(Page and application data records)
·····
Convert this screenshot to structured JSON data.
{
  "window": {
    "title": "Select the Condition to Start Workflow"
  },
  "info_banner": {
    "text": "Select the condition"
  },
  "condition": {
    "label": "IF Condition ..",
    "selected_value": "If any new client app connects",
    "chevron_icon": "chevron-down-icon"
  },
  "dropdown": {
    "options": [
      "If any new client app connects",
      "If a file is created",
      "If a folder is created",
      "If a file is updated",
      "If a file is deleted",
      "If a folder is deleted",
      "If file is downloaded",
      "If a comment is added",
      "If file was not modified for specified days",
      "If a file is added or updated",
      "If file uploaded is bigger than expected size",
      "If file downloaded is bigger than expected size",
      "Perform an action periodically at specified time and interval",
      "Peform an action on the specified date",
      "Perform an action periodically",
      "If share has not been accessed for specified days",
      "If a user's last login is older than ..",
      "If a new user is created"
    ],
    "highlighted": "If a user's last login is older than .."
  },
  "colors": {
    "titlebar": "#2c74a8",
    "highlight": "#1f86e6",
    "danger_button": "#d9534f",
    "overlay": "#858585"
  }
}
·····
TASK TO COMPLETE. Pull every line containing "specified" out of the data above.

ANSWER SPACE.
      "If file was not modified for specified days",
      "Perform an action periodically at specified time and interval",
      "Peform an action on the specified date",
      "If share has not been accessed for specified days",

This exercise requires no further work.